After the match, Mourinho acknowledged that Spurs lacked a killer instinct to finish a game and bet too hard on playing football free of errors.
We once again consider a target that can be fully avoided, “Once more we concede a goal that is completely avoidable,” I have to say they played more in the second half. They were losing and trying, but we didn’t make a save for Hugo Lloris, but we didn’t ruin the game. We lost the man in the corner again.
We have plenty of chances for matches to be killed off. We win in other cases, particularly away, but then we don’t have the ambition to achieve the target and destroy the game.
“There are individual things. Some things are individual qualities and individual mistakes. I cannot say much more than that.”
Only Brighton (12) and Sheffield United (11) have lost more points from winning positions than Spurs (10) this season in the Premier League, despite conceding late again on Wednesday.
As a result, Spurs are actually in the sixth, six points behind league-leaders Manchester United, chosen by many to be title contenders.
“We have to kill a game and we didn’t – but you have to keep a clean sheet, not make mistakes, so it was a very avoidable goal. The markers are there, there wasn’t even an advantage in terms of numbers,” he told BBC Sport.
“They were intelligent enough to understand the way they play, they change, they become more defensive and they are getting results. I thought they were a bit lucky but they were good. We have bad results and we should – and we could have – avoided these results.”

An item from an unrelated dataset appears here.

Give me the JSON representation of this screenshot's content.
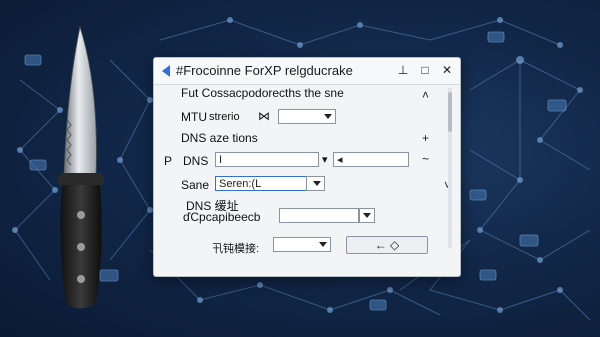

Mourinho says that despite the recent struggles to close out games, Spurs will probably not dip too deep into the transfer market.